The U. S. Postal Service has removed four cleaning substances containing hazardous chemicals from the Culver City Main Post Office after a janitor complained that he contracted a disabling illness from exposure to the chemicals.
Henry Yamaguchi, superintendent of the Culver City post office, said the products that were removed contained "different kinds of acids" and have been replaced with safer, non-acidic cleansers. He said the substances, used to clean toilets and floors, are not unsafe if used properly. They were replaced "because we want to eliminate the possibility of anybody splashing it on themselves."
The Postal Service's investigation was in response to a complaint from Richard Graham, a janitor hired by the Culver City post office in November. Graham said he has experienced breathing and gastric problems that he said were caused by fumes from the cleansers and from poor ventilation inside the post office.
Safety Manager's Letter
Yamaguchi said he learned of Graham's complaint about three months after Graham began working at the post office.
Terry R. McMillian, a Postal Service safety manager based in Marina del Rey, stated in an April 16 letter to the Culver City post office that the four solvents "should be discarded and replaced with a safer and approved substitute." McMillian also requested that the post office list all of its custodial and maintenance products and submit the list to his office for approval.
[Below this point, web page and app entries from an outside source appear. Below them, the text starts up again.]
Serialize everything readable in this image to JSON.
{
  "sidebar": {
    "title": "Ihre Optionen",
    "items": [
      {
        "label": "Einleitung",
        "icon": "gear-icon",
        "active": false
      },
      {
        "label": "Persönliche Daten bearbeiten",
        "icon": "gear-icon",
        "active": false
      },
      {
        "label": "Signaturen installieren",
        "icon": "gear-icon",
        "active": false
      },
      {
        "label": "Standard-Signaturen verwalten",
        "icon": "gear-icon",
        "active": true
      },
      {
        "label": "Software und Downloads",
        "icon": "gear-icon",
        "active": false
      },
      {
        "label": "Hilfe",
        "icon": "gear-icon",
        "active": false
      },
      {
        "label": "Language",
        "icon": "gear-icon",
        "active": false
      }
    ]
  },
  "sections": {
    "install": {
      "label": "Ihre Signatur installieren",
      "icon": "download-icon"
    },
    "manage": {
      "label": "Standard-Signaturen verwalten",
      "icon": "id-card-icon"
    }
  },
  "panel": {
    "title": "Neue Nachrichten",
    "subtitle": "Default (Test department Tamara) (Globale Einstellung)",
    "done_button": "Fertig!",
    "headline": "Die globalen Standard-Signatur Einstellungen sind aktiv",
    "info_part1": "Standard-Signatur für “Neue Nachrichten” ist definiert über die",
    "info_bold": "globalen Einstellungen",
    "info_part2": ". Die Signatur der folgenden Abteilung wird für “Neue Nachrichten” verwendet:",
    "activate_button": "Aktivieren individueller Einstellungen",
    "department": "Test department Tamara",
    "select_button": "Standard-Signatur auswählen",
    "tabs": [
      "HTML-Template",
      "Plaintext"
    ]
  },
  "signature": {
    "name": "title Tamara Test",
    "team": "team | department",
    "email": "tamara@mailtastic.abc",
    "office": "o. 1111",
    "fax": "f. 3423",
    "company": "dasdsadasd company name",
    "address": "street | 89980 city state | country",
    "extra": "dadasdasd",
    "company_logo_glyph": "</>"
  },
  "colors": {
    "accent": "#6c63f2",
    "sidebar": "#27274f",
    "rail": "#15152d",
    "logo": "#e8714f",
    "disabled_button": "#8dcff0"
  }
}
According to U.S. Labor Department documents obtained from the Postal Service, the cleaning products taken from the Culver City post office included Des Tapa, Odorcide Bowl & Porcelain Cleaner made by the Del Rey Chemical Co., Epocrest Hardener 951 made by Corrosive Liquid Furane Products Co. and an unnamed product made by CRC Chemicals.
The products mentioned in the documents contained such "hazardous mixtures" as trichloroethane, sulfuric acid, hydrochloric acid and potassium hydroxide. Prolonged exposure to the chemicals may cause respiratory and eye irritation, dizziness and nausea, the documents stated.
Graham said the Postal Service sent him to a dermatologist for a skin rash. After examining him, Dr. Randall P. Hrabko of Westchester wrote to the Postal Service on April 28, saying that "many of the substances Mr. Graham works with do indeed appear toxic . . . (and) could cause skin as well as sinus and respiratory problems in anyone given sufficient exposure."
Graham's physician, Dr. Steven E. Levy of Beverly Hills, wrote to the Postal Service on April 27 that Graham had "chemically induced rhinitis and bronchitis" and recommended that he be given a job in an area free from exposure to the chemicals.
Levy, however, in a telephone interview said he based his diagnosis on "common sense" and that he would need more data to be certain that the chemicals caused Graham's illness.
Graham has charged that the fumes at the post office resulted from an inefficient air-conditioning system and because the post office does not keep any windows open. He said the post office failed to inform him about the chemicals and should have provided him with a protective mask and goggles.
'Our Concern Is Safety'
Yamaguchi said the post office's air-conditioning system works properly, making it necessary to keep the windows closed. He added that Graham failed to follow instructions printed on the chemical containers. According to Yamaguchi, Graham was informed of the chemicals during training. He said the post office has not had any problems with the chemicals before Graham's complaints.
"Our concern is safety, and work is second," Yamaguchi said. "When we hear something is unsafe . . . if it means pulling chemicals or setting up new procedures, we do it."
Graham, however, said he followed instructions and denied that the Postal Service informed him of the potential dangers of the chemicals.
He said that he wasn't "told of the risks of the chemicals. I was never cautioned."
Graham said he has been placed on disability leave that has caused him financial hardship.